(DATA EXTRACT Opens)

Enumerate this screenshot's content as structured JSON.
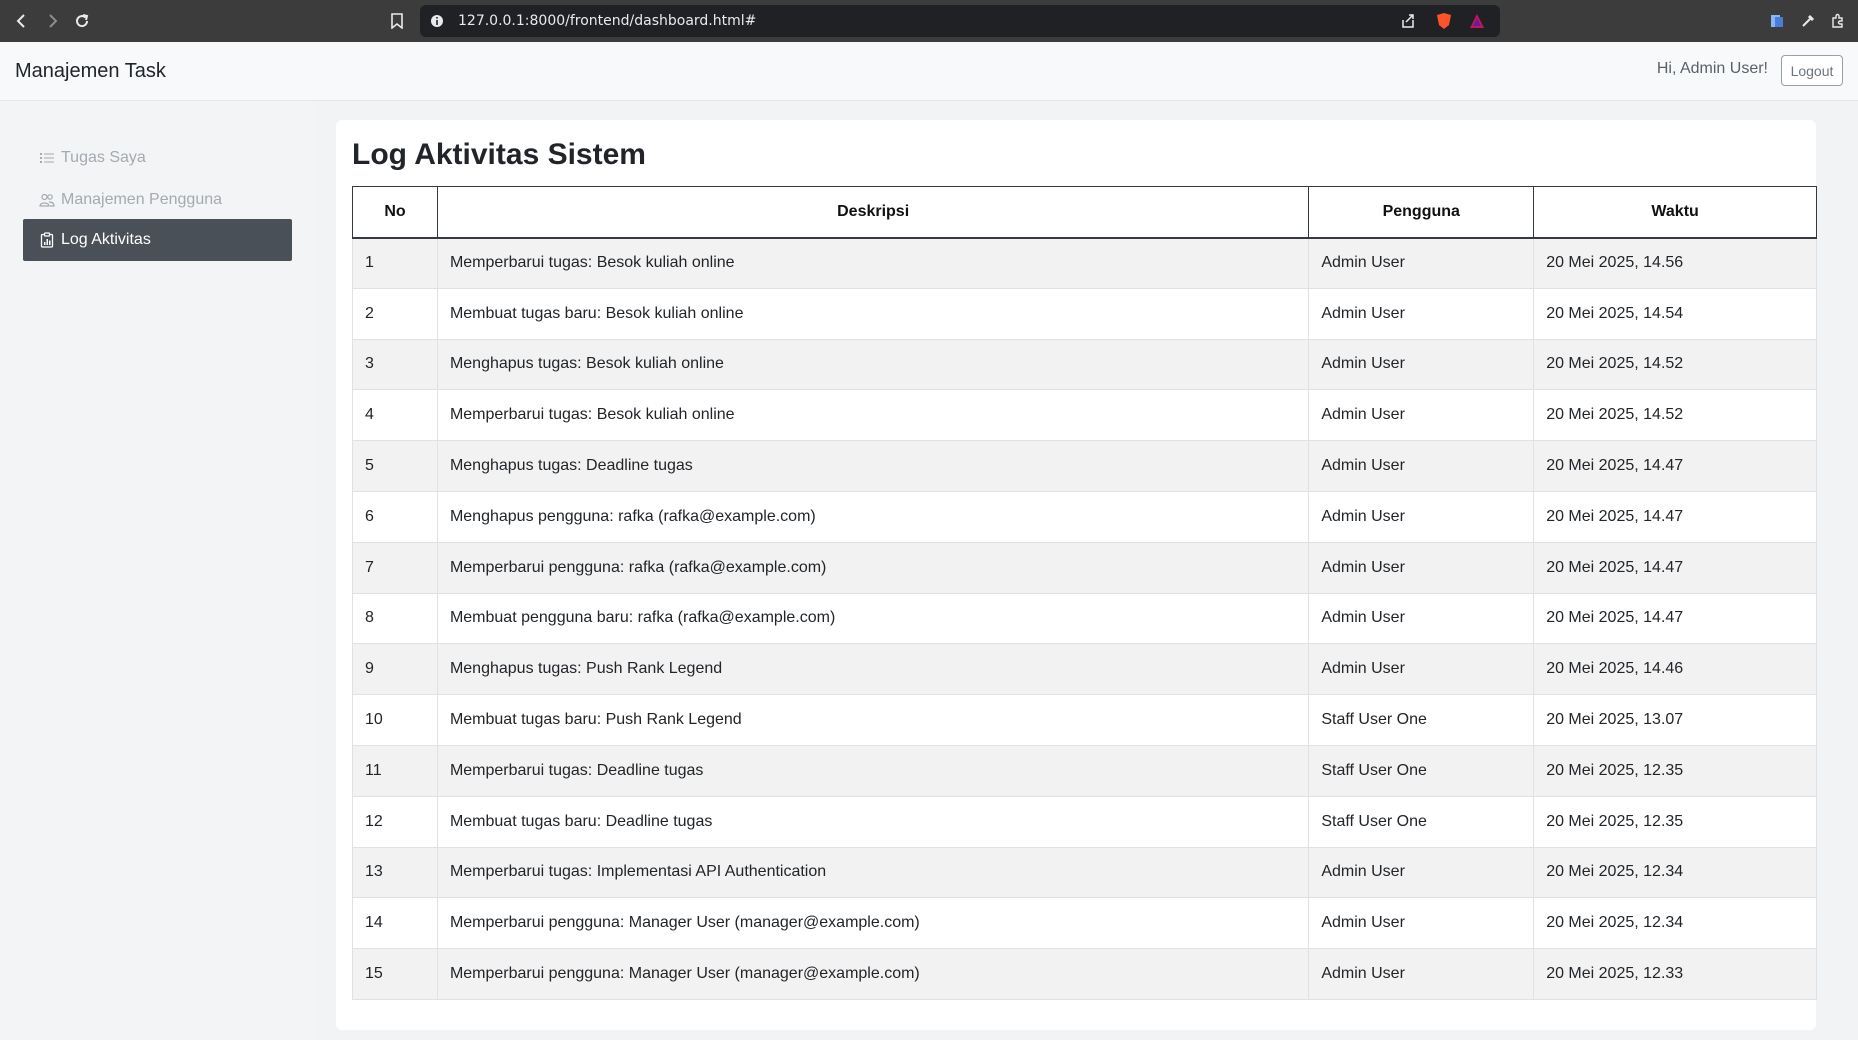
{
  "browser": {
    "url": "127.0.0.1:8000/frontend/dashboard.html#"
  },
  "header": {
    "brand": "Manajemen Task",
    "greeting": "Hi, Admin User!",
    "logout_label": "Logout"
  },
  "sidebar": {
    "items": [
      {
        "label": "Tugas Saya",
        "icon": "list-icon",
        "active": false
      },
      {
        "label": "Manajemen Pengguna",
        "icon": "users-icon",
        "active": false
      },
      {
        "label": "Log Aktivitas",
        "icon": "clipboard-data-icon",
        "active": true
      }
    ]
  },
  "main": {
    "title": "Log Aktivitas Sistem",
    "columns": [
      "No",
      "Deskripsi",
      "Pengguna",
      "Waktu"
    ],
    "rows": [
      [
        "1",
        "Memperbarui tugas: Besok kuliah online",
        "Admin User",
        "20 Mei 2025, 14.56"
      ],
      [
        "2",
        "Membuat tugas baru: Besok kuliah online",
        "Admin User",
        "20 Mei 2025, 14.54"
      ],
      [
        "3",
        "Menghapus tugas: Besok kuliah online",
        "Admin User",
        "20 Mei 2025, 14.52"
      ],
      [
        "4",
        "Memperbarui tugas: Besok kuliah online",
        "Admin User",
        "20 Mei 2025, 14.52"
      ],
      [
        "5",
        "Menghapus tugas: Deadline tugas",
        "Admin User",
        "20 Mei 2025, 14.47"
      ],
      [
        "6",
        "Menghapus pengguna: rafka (rafka@example.com)",
        "Admin User",
        "20 Mei 2025, 14.47"
      ],
      [
        "7",
        "Memperbarui pengguna: rafka (rafka@example.com)",
        "Admin User",
        "20 Mei 2025, 14.47"
      ],
      [
        "8",
        "Membuat pengguna baru: rafka (rafka@example.com)",
        "Admin User",
        "20 Mei 2025, 14.47"
      ],
      [
        "9",
        "Menghapus tugas: Push Rank Legend",
        "Admin User",
        "20 Mei 2025, 14.46"
      ],
      [
        "10",
        "Membuat tugas baru: Push Rank Legend",
        "Staff User One",
        "20 Mei 2025, 13.07"
      ],
      [
        "11",
        "Memperbarui tugas: Deadline tugas",
        "Staff User One",
        "20 Mei 2025, 12.35"
      ],
      [
        "12",
        "Membuat tugas baru: Deadline tugas",
        "Staff User One",
        "20 Mei 2025, 12.35"
      ],
      [
        "13",
        "Memperbarui tugas: Implementasi API Authentication",
        "Admin User",
        "20 Mei 2025, 12.34"
      ],
      [
        "14",
        "Memperbarui pengguna: Manager User (manager@example.com)",
        "Admin User",
        "20 Mei 2025, 12.34"
      ],
      [
        "15",
        "Memperbarui pengguna: Manager User (manager@example.com)",
        "Admin User",
        "20 Mei 2025, 12.33"
      ]
    ]
  }
}
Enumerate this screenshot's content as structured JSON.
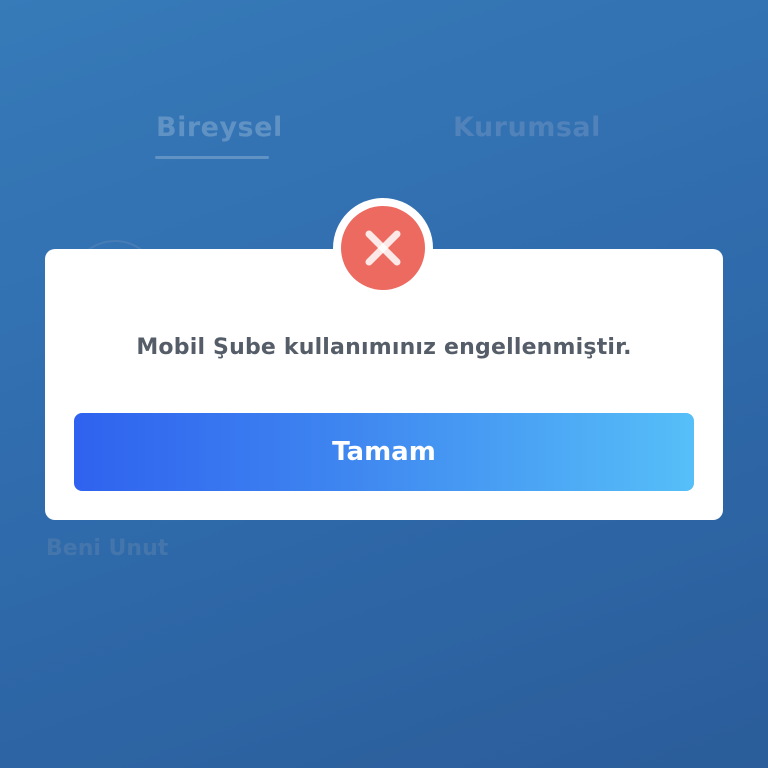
{
  "tabs": [
    {
      "label": "Bireysel",
      "active": true
    },
    {
      "label": "Kurumsal",
      "active": false
    }
  ],
  "login": {
    "forget_me_label": "Beni Unut"
  },
  "dialog": {
    "icon": "error-x-icon",
    "message": "Mobil Şube kullanımınız engellenmiştir.",
    "ok_label": "Tamam"
  },
  "colors": {
    "background": "#3574b8",
    "error": "#ec6a60",
    "button_gradient_start": "#2f62ef",
    "button_gradient_end": "#56bff8",
    "message_text": "#555d68"
  }
}
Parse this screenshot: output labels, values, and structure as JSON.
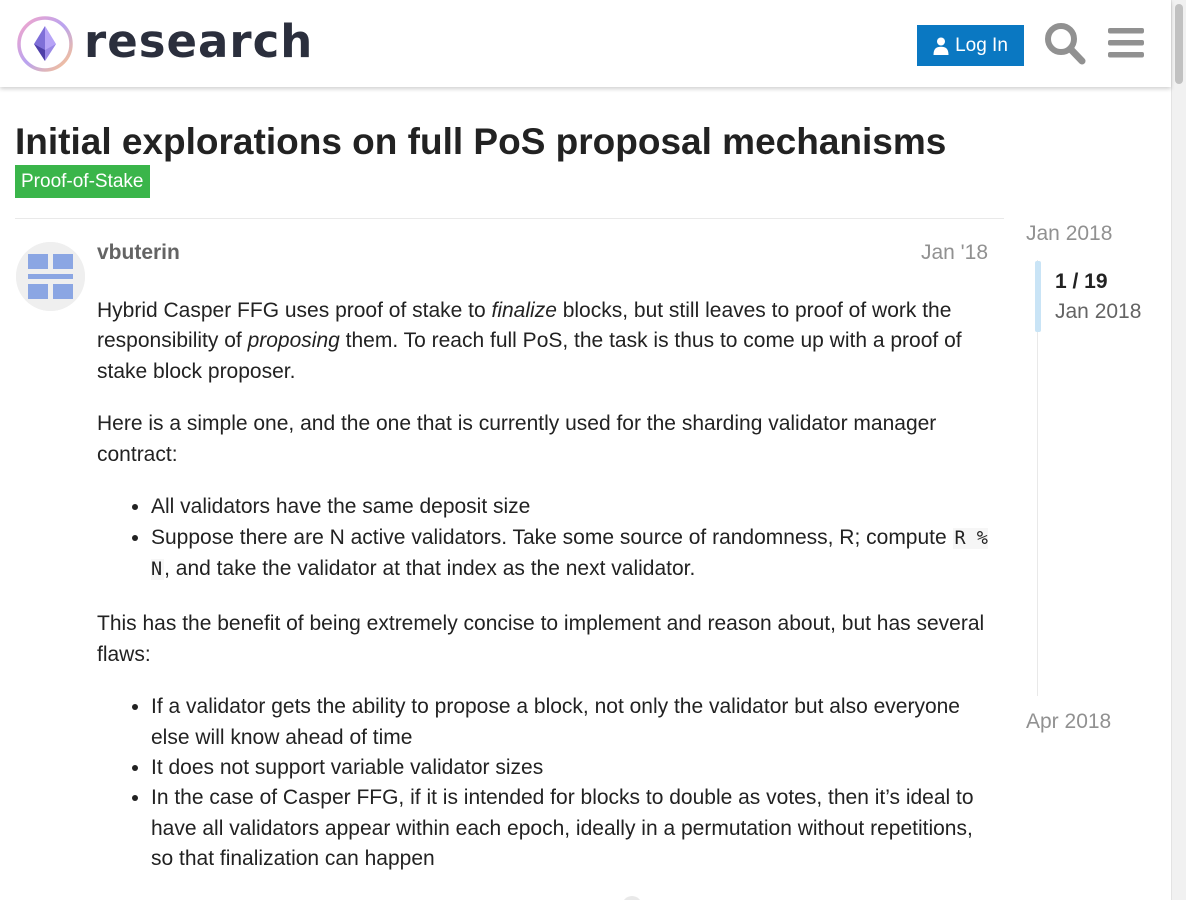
{
  "header": {
    "logo_text": "research",
    "login_label": "Log In",
    "icons": {
      "logo": "research-logo",
      "login": "person-icon",
      "search": "search-icon",
      "menu": "hamburger-menu-icon"
    },
    "colors": {
      "login_button": "#0a78c2"
    }
  },
  "topic": {
    "title": "Initial explorations on full PoS proposal mechanisms",
    "category": "Proof-of-Stake",
    "category_color": "#3ab54a"
  },
  "post": {
    "username": "vbuterin",
    "date": "Jan '18",
    "p1": {
      "t1": "Hybrid Casper FFG uses proof of stake to ",
      "em1": "finalize",
      "t2": " blocks, but still leaves to proof of work the responsibility of ",
      "em2": "proposing",
      "t3": " them. To reach full PoS, the task is thus to come up with a proof of stake block proposer."
    },
    "p2": "Here is a simple one, and the one that is currently used for the sharding validator manager contract:",
    "list1": {
      "item1": "All validators have the same deposit size",
      "item2_a": "Suppose there are N active validators. Take some source of randomness, R; compute ",
      "item2_code": "R % N",
      "item2_b": ", and take the validator at that index as the next validator."
    },
    "p3": "This has the benefit of being extremely concise to implement and reason about, but has several flaws:",
    "list2": [
      "If a validator gets the ability to propose a block, not only the validator but also everyone else will know ahead of time",
      "It does not support variable validator sizes",
      "In the case of Casper FFG, if it is intended for blocks to double as votes, then it’s ideal to have all validators appear within each epoch, ideally in a permutation without repetitions, so that finalization can happen"
    ]
  },
  "timeline": {
    "start_date": "Jan 2018",
    "counter": "1 / 19",
    "current_date": "Jan 2018",
    "end_date": "Apr 2018",
    "handle_color": "#c9e4f6"
  }
}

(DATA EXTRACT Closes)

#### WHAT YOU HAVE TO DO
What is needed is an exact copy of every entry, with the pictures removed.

#### WRITTEN ANSWER
Enumerate this screenshot's content as structured JSON.
{
  "browser": {
    "url": "127.0.0.1:8000/frontend/dashboard.html#"
  },
  "header": {
    "brand": "Manajemen Task",
    "greeting": "Hi, Admin User!",
    "logout_label": "Logout"
  },
  "sidebar": {
    "items": [
      {
        "label": "Tugas Saya",
        "icon": "list-icon",
        "active": false
      },
      {
        "label": "Manajemen Pengguna",
        "icon": "users-icon",
        "active": false
      },
      {
        "label": "Log Aktivitas",
        "icon": "clipboard-data-icon",
        "active": true
      }
    ]
  },
  "main": {
    "title": "Log Aktivitas Sistem",
    "columns": [
      "No",
      "Deskripsi",
      "Pengguna",
      "Waktu"
    ],
    "rows": [
      [
        "1",
        "Memperbarui tugas: Besok kuliah online",
        "Admin User",
        "20 Mei 2025, 14.56"
      ],
      [
        "2",
        "Membuat tugas baru: Besok kuliah online",
        "Admin User",
        "20 Mei 2025, 14.54"
      ],
      [
        "3",
        "Menghapus tugas: Besok kuliah online",
        "Admin User",
        "20 Mei 2025, 14.52"
      ],
      [
        "4",
        "Memperbarui tugas: Besok kuliah online",
        "Admin User",
        "20 Mei 2025, 14.52"
      ],
      [
        "5",
        "Menghapus tugas: Deadline tugas",
        "Admin User",
        "20 Mei 2025, 14.47"
      ],
      [
        "6",
        "Menghapus pengguna: rafka (rafka@example.com)",
        "Admin User",
        "20 Mei 2025, 14.47"
      ],
      [
        "7",
        "Memperbarui pengguna: rafka (rafka@example.com)",
        "Admin User",
        "20 Mei 2025, 14.47"
      ],
      [
        "8",
        "Membuat pengguna baru: rafka (rafka@example.com)",
        "Admin User",
        "20 Mei 2025, 14.47"
      ],
      [
        "9",
        "Menghapus tugas: Push Rank Legend",
        "Admin User",
        "20 Mei 2025, 14.46"
      ],
      [
        "10",
        "Membuat tugas baru: Push Rank Legend",
        "Staff User One",
        "20 Mei 2025, 13.07"
      ],
      [
        "11",
        "Memperbarui tugas: Deadline tugas",
        "Staff User One",
        "20 Mei 2025, 12.35"
      ],
      [
        "12",
        "Membuat tugas baru: Deadline tugas",
        "Staff User One",
        "20 Mei 2025, 12.35"
      ],
      [
        "13",
        "Memperbarui tugas: Implementasi API Authentication",
        "Admin User",
        "20 Mei 2025, 12.34"
      ],
      [
        "14",
        "Memperbarui pengguna: Manager User (manager@example.com)",
        "Admin User",
        "20 Mei 2025, 12.34"
      ],
      [
        "15",
        "Memperbarui pengguna: Manager User (manager@example.com)",
        "Admin User",
        "20 Mei 2025, 12.33"
      ]
    ]
  }
}
Enumerate this screenshot's content as structured JSON.
{
  "tabs": [
    {
      "label": "Bireysel",
      "active": true
    },
    {
      "label": "Kurumsal",
      "active": false
    }
  ],
  "login": {
    "forget_me_label": "Beni Unut"
  },
  "dialog": {
    "icon": "error-x-icon",
    "message": "Mobil Şube kullanımınız engellenmiştir.",
    "ok_label": "Tamam"
  },
  "colors": {
    "background": "#3574b8",
    "error": "#ec6a60",
    "button_gradient_start": "#2f62ef",
    "button_gradient_end": "#56bff8",
    "message_text": "#555d68"
  }
}
Parse this screenshot: output labels, values, and structure as JSON.
{
  "header": {
    "logo_text": "research",
    "login_label": "Log In",
    "icons": {
      "logo": "research-logo",
      "login": "person-icon",
      "search": "search-icon",
      "menu": "hamburger-menu-icon"
    },
    "colors": {
      "login_button": "#0a78c2"
    }
  },
  "topic": {
    "title": "Initial explorations on full PoS proposal mechanisms",
    "category": "Proof-of-Stake",
    "category_color": "#3ab54a"
  },
  "post": {
    "username": "vbuterin",
    "date": "Jan '18",
    "p1": {
      "t1": "Hybrid Casper FFG uses proof of stake to ",
      "em1": "finalize",
      "t2": " blocks, but still leaves to proof of work the responsibility of ",
      "em2": "proposing",
      "t3": " them. To reach full PoS, the task is thus to come up with a proof of stake block proposer."
    },
    "p2": "Here is a simple one, and the one that is currently used for the sharding validator manager contract:",
    "list1": {
      "item1": "All validators have the same deposit size",
      "item2_a": "Suppose there are N active validators. Take some source of randomness, R; compute ",
      "item2_code": "R % N",
      "item2_b": ", and take the validator at that index as the next validator."
    },
    "p3": "This has the benefit of being extremely concise to implement and reason about, but has several flaws:",
    "list2": [
      "If a validator gets the ability to propose a block, not only the validator but also everyone else will know ahead of time",
      "It does not support variable validator sizes",
      "In the case of Casper FFG, if it is intended for blocks to double as votes, then it’s ideal to have all validators appear within each epoch, ideally in a permutation without repetitions, so that finalization can happen"
    ]
  },
  "timeline": {
    "start_date": "Jan 2018",
    "counter": "1 / 19",
    "current_date": "Jan 2018",
    "end_date": "Apr 2018",
    "handle_color": "#c9e4f6"
  }
}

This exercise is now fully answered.